Books are traditionally printed on large sheets containing multiple pages which are then folded repeatedly until each page is in place. Technically, a ‘signature’ is a letter of the alphabet placed at the bottom of the first page of each sheet, denoting the order in which the sheets occur within the book. Today the sheets themselves are commonly referred to as signatures.
Part of the disappearing legacy of print technology, printers’ signatures also constitute an accidental form of encryption.
Just as, faced with a signature sheet containing 8, 16, or 32 pages, it is difficult to work out which page will end up where (the ‘Printer’s Transformation’ as a primitive version of the Baker’s Transformation), once a number of signatures is gathered, the folded edges are trimmed off and the book takes on its final form as a linear series of single pages, information about the relation of pages to signatures and the original structure of the book is effectively lost—a paper trapdoor.
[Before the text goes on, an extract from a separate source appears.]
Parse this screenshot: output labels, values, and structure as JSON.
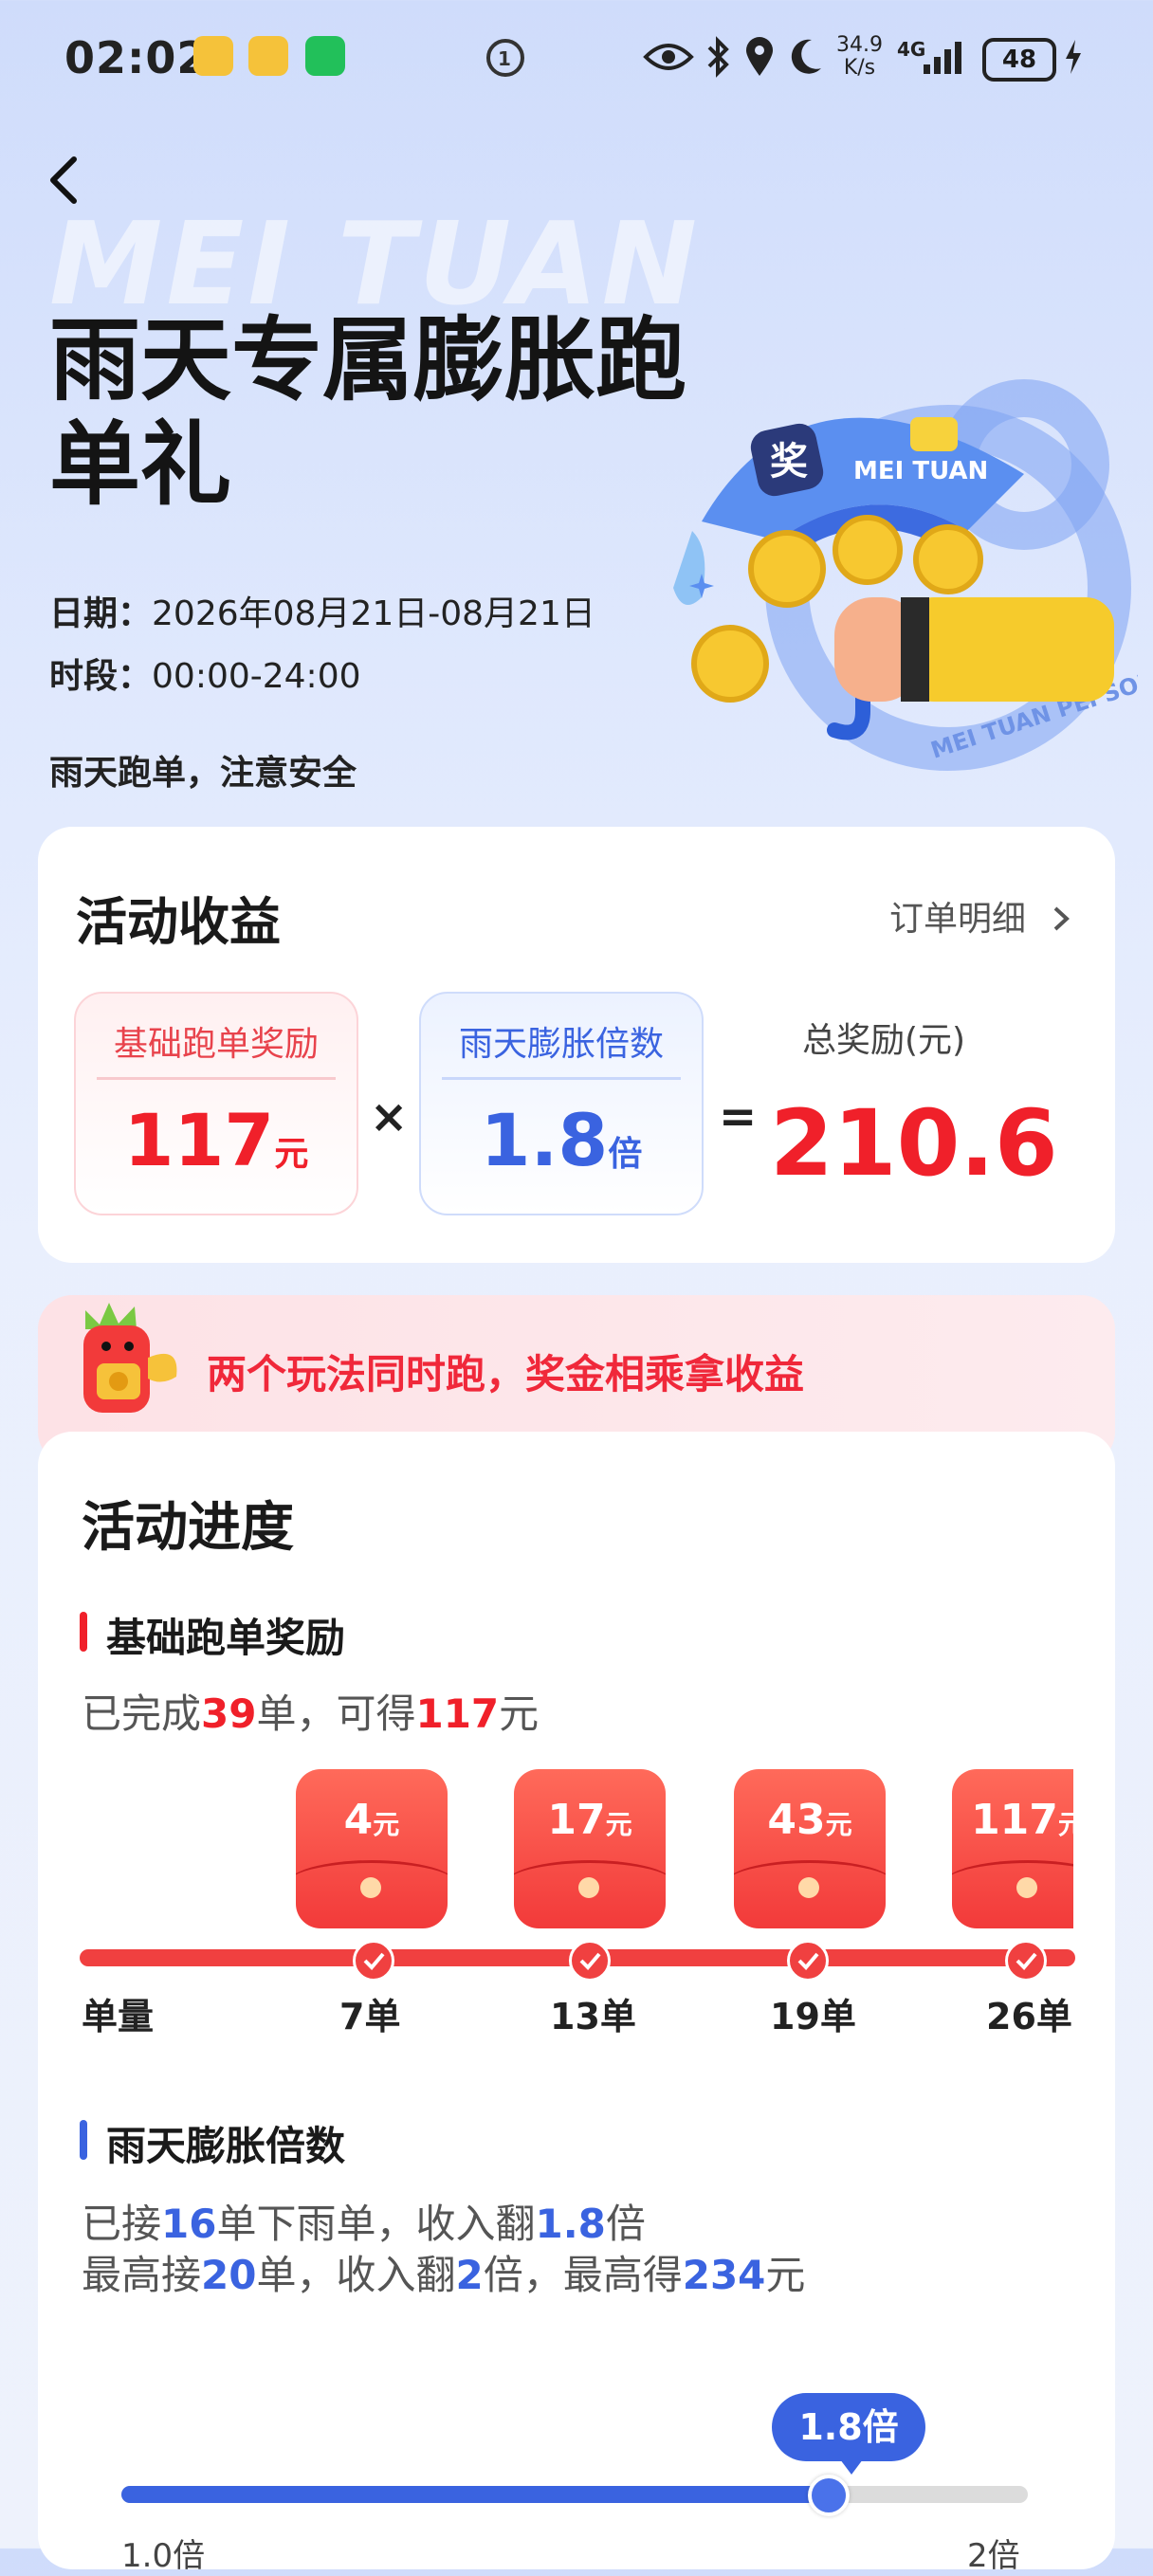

More recent print-on-demand technology dispenses with the use of signatures entirely, and of course in relation to ebooks they are an irrelevant archaism. And yet not only do signature foldings (8, 16, 32) have a certain relation to binary arithmetic, signatures can be used as a form of book cipher (or rather a pre-book cipher, since the information necessary for decoding is destroyed once the book is bound)
Extending the paradox of using the traditional litho print method to publish a book on digital art, the Artist’s Signature Edition of Proof of Work includes a hard copy of the book along with one of the 16-page print signatures (900 x 640mm) that make it up. Each signature is signed and annotated by the artist with the key to a crypto puzzle trail that leads to a numbered electronic edition of Proof of Work. Signatures can be unfolded and displayed as a double-sided poster.
16 signature editions were produced, each featuring a different signature from the book.